Inducted in 2019
70th Anniversary of the end of the Berlin Airlift
Colonel Gail Seymour “Hal” Halvorsen, best known as the “Berlin Candy Bomber” or “Uncle Wiggly Wings”, gained fame for dropping candy to German children during the Berlin Airlift from 1948 to 1949. Colonel Halvorsen joined the United States Army Air Corp in 1942 after Pearl Harbor and trained on fighters with the Royal Air Force in Oklahoma, earning both his RAF and Army Air Corp wings. After the war, he was stationed in Mobile, AL when word came in that the Soviet Union had blockaded West Berlin. Arriving in Germany in July, 1948, Lieutenant Halvorsen’s role in the 15-month Berlin Airlift, labeled “Operation Vittles” was to fly three trips a day, mostly in C-54’s, from Rhein Main airbase to the blockaded city of Berlin.

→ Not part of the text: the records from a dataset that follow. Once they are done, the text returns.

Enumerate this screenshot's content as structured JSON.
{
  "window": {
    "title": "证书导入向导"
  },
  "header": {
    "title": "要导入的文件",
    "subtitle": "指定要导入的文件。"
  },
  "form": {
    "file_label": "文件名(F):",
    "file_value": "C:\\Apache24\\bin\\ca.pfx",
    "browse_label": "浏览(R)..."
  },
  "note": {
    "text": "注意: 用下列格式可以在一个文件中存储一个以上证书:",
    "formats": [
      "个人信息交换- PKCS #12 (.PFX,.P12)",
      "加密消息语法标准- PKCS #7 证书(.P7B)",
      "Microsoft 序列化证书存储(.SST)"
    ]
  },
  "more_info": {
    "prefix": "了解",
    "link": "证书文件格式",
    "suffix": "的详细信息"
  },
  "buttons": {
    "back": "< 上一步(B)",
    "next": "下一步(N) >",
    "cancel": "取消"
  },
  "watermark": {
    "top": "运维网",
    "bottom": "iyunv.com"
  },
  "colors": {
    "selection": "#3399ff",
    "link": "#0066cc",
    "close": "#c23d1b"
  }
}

One day while filming plane takeoffs and landings at Berlin’s Tempelhof airfield, Halvorsen “met about 30 children lined up behind one of the barbed-wire fences.” The children had nothing and asked for nothing. He decided on the spot to drop candy to these children the next day, telling them he would “wiggle his wings,” so they would know which airplane had the “goods.”
That night Halvorsen, his copilot, and his engineer pooled their candy rations for the next day’s drop. The accumulated candy was heavy, so Halvorsen made three parachutes out of handkerchiefs, tied them to the rations and dropped them to the children as he made the difficult landing in Berlin. In coming weeks, the project gained international attention and eventually over 23 tons of candy were dropped to the children and residents of Berlin. Dubbed “Operation Little Vittles” by the airlift commander, the candy drop raised the Berliners’ morale during the blockade. The never before attempted Berlin Airlift changed the future of air transport as well as the course of history in Europe after WWII, as former enemies became friends and Russian expansion was halted.
Col. Halvorsen retired from the Air Force in 1974, with over 8,000 flying hours. Since 1991 he has regularly flown the C-54 “Spirit of Freedom” with the Berlin Airlift Historical Foundation.